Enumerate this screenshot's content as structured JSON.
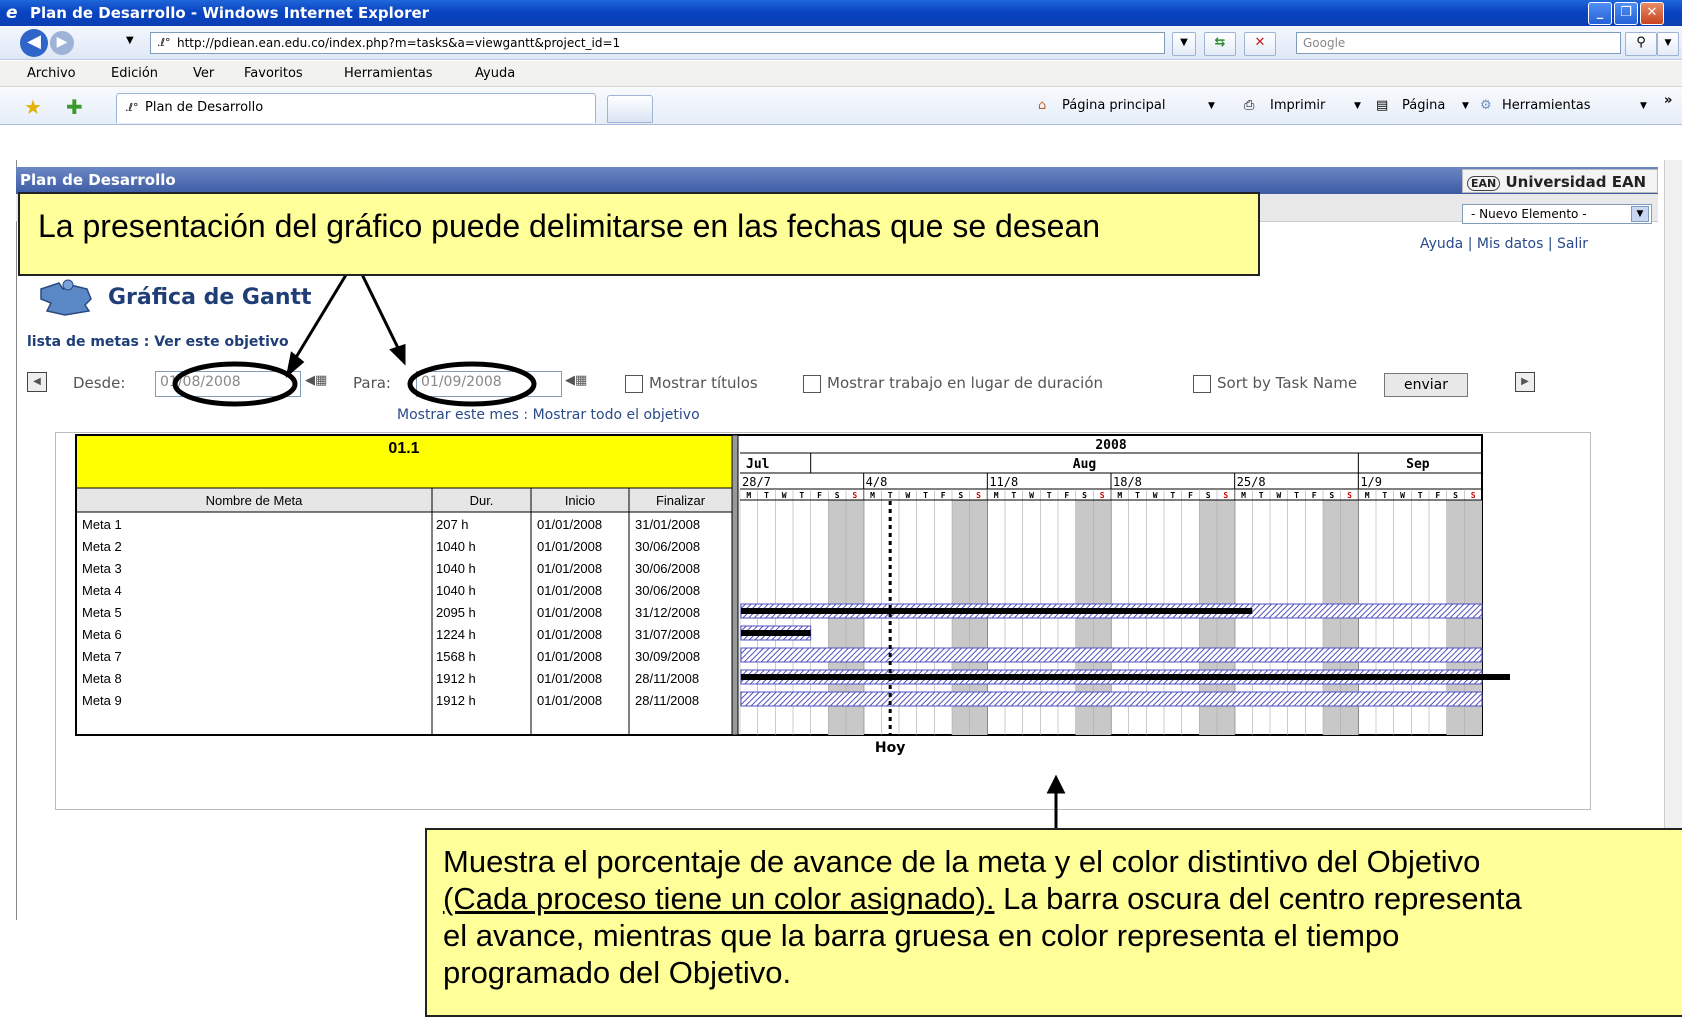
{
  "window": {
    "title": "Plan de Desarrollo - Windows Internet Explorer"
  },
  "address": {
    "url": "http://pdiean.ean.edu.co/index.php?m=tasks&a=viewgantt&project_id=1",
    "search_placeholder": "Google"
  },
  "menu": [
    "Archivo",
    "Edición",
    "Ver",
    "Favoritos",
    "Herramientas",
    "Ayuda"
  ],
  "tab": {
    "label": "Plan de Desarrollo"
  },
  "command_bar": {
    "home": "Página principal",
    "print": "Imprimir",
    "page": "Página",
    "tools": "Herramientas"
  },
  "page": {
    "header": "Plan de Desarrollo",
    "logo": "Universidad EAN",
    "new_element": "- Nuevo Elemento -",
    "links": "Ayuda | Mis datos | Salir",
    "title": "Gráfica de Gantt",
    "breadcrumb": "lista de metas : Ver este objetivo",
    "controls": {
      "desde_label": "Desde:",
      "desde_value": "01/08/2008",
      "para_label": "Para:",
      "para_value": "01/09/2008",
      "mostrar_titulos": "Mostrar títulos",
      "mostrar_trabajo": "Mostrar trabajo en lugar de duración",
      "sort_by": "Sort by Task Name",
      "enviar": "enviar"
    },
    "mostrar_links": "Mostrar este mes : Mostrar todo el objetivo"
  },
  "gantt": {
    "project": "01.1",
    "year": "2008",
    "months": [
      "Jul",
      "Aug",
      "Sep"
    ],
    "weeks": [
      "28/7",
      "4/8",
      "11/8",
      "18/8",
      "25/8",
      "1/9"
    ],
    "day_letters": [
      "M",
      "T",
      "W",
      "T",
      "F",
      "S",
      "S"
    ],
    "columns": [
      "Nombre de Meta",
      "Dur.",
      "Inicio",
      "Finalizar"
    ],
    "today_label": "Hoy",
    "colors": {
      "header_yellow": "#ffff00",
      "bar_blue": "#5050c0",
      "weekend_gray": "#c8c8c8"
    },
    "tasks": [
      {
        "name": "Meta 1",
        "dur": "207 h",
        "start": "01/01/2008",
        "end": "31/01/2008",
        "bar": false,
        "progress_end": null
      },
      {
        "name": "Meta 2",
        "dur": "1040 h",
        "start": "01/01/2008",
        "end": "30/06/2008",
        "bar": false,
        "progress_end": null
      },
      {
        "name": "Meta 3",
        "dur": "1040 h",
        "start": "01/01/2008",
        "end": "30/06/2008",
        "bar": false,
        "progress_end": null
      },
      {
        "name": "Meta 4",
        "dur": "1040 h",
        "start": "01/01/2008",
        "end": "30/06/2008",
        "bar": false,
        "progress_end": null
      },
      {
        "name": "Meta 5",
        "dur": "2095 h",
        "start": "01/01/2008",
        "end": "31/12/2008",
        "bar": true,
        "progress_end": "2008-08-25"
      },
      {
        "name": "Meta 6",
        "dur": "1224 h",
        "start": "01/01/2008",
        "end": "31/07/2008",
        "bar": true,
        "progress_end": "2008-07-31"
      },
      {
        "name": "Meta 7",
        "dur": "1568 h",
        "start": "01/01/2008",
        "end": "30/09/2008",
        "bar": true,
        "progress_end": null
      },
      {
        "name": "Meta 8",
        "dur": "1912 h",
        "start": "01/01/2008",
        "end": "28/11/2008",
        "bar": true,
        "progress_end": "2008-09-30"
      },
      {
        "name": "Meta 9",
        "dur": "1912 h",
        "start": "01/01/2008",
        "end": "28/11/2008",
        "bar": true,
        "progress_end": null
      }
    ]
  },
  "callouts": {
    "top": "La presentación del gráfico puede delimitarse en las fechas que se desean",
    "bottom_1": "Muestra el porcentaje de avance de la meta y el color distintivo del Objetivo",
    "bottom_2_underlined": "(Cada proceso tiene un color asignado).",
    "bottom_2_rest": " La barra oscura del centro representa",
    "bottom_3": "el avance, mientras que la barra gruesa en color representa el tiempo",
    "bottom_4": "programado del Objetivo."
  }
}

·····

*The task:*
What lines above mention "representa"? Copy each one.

*Solution:*
    "bottom_2_rest": " La barra oscura del centro representa",
    "bottom_3": "el avance, mientras que la barra gruesa en color representa el tiempo",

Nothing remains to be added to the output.